One of the biggest challenges with large datasets is trying to understand and comprehend them.Visualisation can offer insight into large datasets but it can be very challenging. It requires an understanding of two different fields, the computational and the artistic. I have only started to learn it through continuous iteration and revision. My first attempts at data visualisation were time lapses, as shown on my other page, but this progressed with my knowledge of animation and rendering improved.
I will highlight some of the more interesting approaches below:
Graphing the development of software through a version control system
Any folder structure can be thought of as a tree. As file as are added removed we can visualise those changes. This approach used gource to visualise 4 years of software development on a project.
Merging different datasets with different resolutions
I soon found that drawing everything at once killed the machine. The ability to render different datasets at different times and in different resolutions is necessary for detailed results.
Visualising full wave form data

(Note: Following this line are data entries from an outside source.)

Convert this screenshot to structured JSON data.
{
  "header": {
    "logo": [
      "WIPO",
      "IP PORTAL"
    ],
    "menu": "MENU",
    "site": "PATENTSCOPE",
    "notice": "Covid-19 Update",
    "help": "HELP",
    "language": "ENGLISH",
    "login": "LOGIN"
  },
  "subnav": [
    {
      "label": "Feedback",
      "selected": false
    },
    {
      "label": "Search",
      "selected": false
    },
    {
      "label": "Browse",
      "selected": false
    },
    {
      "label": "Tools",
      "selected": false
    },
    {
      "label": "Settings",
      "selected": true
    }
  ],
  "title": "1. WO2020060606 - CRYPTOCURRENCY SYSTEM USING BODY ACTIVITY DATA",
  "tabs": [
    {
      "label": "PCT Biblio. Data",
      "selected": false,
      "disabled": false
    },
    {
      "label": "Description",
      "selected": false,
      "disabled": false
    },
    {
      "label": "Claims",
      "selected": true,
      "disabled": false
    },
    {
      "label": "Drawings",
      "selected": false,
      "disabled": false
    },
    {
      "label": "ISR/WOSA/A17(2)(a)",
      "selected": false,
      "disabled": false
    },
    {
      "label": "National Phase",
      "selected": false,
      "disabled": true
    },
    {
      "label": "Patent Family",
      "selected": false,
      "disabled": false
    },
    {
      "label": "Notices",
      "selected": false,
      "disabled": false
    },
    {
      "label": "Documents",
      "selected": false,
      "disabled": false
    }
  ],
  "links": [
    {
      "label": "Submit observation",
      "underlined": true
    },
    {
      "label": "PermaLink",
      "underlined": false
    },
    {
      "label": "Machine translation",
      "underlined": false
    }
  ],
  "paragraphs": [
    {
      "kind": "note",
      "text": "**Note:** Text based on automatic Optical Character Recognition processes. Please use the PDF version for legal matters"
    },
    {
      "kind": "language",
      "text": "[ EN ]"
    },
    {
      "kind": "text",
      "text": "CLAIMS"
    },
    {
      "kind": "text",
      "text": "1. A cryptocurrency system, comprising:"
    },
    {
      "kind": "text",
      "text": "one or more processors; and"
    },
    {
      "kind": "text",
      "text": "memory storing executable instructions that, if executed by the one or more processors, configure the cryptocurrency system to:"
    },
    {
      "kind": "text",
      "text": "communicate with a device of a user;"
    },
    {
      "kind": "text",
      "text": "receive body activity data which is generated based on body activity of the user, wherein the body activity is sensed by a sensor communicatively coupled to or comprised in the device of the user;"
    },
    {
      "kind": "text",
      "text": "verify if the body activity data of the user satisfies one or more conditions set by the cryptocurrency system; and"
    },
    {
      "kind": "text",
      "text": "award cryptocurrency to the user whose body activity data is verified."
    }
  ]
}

When a laser scanner records what the light bounced off (a return) it sometimes gets multiple values. Normally these are averaged out and a single point is recorded. This throws away a lot of useful data that could be used for further analysis. The problem is that when we record that additional data it starts adding up to terabytes of points that cannot be visualised through traditional vertex animation techniques. Instead we converted the point cloud into a format normally used with MRI and medical data for recording scan results. This allowed us to examine the data in near realtime:
Visualising to give an idea of scale and resolution
I love visualising survey data but never more so when it emphasises of quality and scale of the results. Some additional tips and tricks are to control the lighting and depth of field to give that impression you are looking at a model.
My Christchurch visualisation demonstrates several of these techniques, including depth of field and enabling and disabling textures
And then there are the examples where you move through the survey to impress the sense of scale.
This one just keeps going and going: